Despite growing opposition to reforms, expressed in the strong showing of communists and ultranationalists in the elections, Bentsen said that Russians were suffering most from too little reform.


"The cruelest social damage of all is inflation, " he said in an interview with CNN. Inflation, running at about 12 percent monthly is the result of "not enough reform," he said.


More than $14 billion in long-term, low-interest loans from the International Monetary Fund and the World Bank are being withheld until Russia prepares a 1994 spending plan that will significantly reduce inflation and the budget deficit.


Russia has yet to provide the IMF with a 1994 budget.


Since the elections, some U.S. officials have complained that the IMF and World Bank conditions are too tough on Russia and should be eased.


A report released Monday by a bipartisan panel of U.S. politicians labeled the aid effort to Russia "timid , conventional and insufficient," and said that America should provide more money and relax loan terms, according to The Washington Post.


Moscow ambassadors from the Group of Seven leading industrialized nations, at a meeting of a newly formed agency designed to speed aid to Russia, agreed that the West should not release the loans before a credible economic reform plan has been put forward.


"There was a consensus at the meeting that it is not a question of too much reform, but maybe not enough," said a diplomat who attended the meeting of the Support and Implementation Group.


Finance Minister Boris Fyodorov, who attended the meeting, also urged the G-7 ambassadors to stay the course.


"He said reformers are feeling undermined by talk about backing off the shock," one of the U.S. delegates at the meeting said.


Reformers such as Fyodorov and privatization minister Anatoly Chubais are facing possible demotion in an upcoming cabinet reshuffle.


Bentsen said he hoped that Yeltsin would leave strong advocates of reform in the top ranks of the new government.


While Clinton is unlikely to propose any new aid proposals at his summit with Yeltsin, he will be bringing promises that the West will speed up aid already pledged and direct more funds toward those Russians who have been the hardest hit by reform. But the effort to speed aid will probably be more a matter of politics, one European diplomat familiar with the U.S. proposals suggested.


"There's a widespread wish to do something," he said. The plans to speed aid will "mainly involve keeping up the political momentum behind it."
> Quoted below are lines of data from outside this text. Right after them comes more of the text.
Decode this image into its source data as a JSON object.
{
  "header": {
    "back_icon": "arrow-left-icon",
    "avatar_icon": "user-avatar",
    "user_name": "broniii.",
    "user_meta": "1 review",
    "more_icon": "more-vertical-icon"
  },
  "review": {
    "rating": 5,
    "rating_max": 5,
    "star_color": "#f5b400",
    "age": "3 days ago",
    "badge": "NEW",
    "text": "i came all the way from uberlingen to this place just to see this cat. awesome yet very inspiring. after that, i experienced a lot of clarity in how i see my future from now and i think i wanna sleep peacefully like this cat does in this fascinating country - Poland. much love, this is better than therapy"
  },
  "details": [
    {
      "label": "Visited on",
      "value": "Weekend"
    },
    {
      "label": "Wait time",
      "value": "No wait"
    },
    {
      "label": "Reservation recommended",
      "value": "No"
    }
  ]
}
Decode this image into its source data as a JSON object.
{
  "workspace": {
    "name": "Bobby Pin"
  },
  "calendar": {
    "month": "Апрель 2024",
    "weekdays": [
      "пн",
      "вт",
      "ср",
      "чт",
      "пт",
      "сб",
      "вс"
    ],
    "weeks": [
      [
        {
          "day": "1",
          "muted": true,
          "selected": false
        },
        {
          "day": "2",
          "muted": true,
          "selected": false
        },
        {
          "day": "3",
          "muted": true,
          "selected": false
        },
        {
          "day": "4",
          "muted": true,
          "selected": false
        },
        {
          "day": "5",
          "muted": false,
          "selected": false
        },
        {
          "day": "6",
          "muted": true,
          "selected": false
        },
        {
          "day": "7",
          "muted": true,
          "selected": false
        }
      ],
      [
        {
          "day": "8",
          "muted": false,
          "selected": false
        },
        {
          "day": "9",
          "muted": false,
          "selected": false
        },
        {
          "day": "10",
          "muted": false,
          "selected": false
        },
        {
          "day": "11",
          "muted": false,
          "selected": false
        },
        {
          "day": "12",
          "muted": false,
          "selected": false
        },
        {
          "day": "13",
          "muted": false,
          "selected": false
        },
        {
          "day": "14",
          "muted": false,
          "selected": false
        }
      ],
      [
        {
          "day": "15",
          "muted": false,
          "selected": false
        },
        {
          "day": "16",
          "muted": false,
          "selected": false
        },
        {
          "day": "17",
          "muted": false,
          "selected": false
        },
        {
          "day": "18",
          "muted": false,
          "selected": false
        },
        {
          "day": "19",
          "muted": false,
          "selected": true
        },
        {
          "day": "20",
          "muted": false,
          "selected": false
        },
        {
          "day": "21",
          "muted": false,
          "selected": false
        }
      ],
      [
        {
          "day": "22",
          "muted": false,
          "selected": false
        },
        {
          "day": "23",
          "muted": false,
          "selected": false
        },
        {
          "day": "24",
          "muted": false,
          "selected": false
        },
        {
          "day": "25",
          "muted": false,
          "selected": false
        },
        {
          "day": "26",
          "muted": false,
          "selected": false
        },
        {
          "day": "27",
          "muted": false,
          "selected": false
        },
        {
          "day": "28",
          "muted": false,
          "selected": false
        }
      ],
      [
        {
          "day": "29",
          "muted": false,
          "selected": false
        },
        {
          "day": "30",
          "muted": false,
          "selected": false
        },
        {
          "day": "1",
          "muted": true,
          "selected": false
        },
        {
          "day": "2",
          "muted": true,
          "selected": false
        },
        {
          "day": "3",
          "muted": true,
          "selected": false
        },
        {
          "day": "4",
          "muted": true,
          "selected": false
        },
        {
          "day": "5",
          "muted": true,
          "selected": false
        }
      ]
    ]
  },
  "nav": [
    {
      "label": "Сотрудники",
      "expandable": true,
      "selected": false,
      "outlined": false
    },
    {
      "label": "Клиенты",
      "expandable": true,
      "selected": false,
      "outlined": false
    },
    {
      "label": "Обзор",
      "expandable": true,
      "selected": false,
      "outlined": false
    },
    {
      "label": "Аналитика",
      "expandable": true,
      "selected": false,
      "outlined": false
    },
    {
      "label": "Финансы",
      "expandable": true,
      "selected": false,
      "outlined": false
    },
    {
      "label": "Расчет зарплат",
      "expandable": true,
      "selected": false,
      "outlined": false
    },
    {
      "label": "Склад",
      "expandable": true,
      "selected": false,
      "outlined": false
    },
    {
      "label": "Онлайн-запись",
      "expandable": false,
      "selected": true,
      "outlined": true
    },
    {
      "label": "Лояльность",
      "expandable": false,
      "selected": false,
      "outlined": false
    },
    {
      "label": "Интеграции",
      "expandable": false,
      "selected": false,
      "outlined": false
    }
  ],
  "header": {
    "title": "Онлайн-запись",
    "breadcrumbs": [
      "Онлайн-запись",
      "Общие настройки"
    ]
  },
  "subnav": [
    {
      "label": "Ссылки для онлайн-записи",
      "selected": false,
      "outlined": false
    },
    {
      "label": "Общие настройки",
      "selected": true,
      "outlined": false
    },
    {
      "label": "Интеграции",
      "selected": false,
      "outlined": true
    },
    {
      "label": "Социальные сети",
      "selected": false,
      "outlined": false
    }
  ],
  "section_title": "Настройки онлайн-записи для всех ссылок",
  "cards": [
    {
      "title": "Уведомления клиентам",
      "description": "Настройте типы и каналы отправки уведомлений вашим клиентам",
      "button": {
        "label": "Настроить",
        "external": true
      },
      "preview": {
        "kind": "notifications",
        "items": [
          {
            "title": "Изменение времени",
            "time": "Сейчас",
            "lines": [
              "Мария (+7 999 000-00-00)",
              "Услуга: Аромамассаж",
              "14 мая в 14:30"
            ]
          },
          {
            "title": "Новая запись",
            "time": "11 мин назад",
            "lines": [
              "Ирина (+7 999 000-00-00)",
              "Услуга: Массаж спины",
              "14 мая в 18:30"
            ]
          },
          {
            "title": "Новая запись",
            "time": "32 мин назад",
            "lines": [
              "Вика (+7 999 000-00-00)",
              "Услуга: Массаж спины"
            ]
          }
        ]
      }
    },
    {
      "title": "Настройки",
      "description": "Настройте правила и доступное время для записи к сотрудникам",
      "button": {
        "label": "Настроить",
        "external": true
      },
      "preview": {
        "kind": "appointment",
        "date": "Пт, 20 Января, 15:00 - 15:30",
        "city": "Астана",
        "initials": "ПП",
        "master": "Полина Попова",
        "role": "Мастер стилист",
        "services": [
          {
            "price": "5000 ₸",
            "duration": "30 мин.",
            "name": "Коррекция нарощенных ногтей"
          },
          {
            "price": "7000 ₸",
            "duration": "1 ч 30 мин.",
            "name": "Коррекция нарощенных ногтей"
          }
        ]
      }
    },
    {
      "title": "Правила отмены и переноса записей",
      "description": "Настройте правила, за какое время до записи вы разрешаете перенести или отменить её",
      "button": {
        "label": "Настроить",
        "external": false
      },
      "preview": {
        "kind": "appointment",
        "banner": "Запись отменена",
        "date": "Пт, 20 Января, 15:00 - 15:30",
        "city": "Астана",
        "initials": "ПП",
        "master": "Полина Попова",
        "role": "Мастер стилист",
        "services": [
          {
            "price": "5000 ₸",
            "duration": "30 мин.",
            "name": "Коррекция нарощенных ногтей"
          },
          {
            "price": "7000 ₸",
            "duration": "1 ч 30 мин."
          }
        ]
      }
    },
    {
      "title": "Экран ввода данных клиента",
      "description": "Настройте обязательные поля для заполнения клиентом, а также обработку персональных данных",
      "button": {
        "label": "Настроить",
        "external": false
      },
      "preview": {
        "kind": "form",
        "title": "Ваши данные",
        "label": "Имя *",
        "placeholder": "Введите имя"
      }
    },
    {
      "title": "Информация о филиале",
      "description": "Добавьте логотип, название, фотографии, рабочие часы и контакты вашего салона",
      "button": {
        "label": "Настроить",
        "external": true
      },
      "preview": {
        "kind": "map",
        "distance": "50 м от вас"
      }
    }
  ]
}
U.S. officials contend that money for social spending will have to come principally from a redirection of Russian budget funds, and not from the West.


A $500 million plan for the West to finance a social safety net has been held up by disagreement over which programs should be funded and by Russian reluctance to borrow for social spending.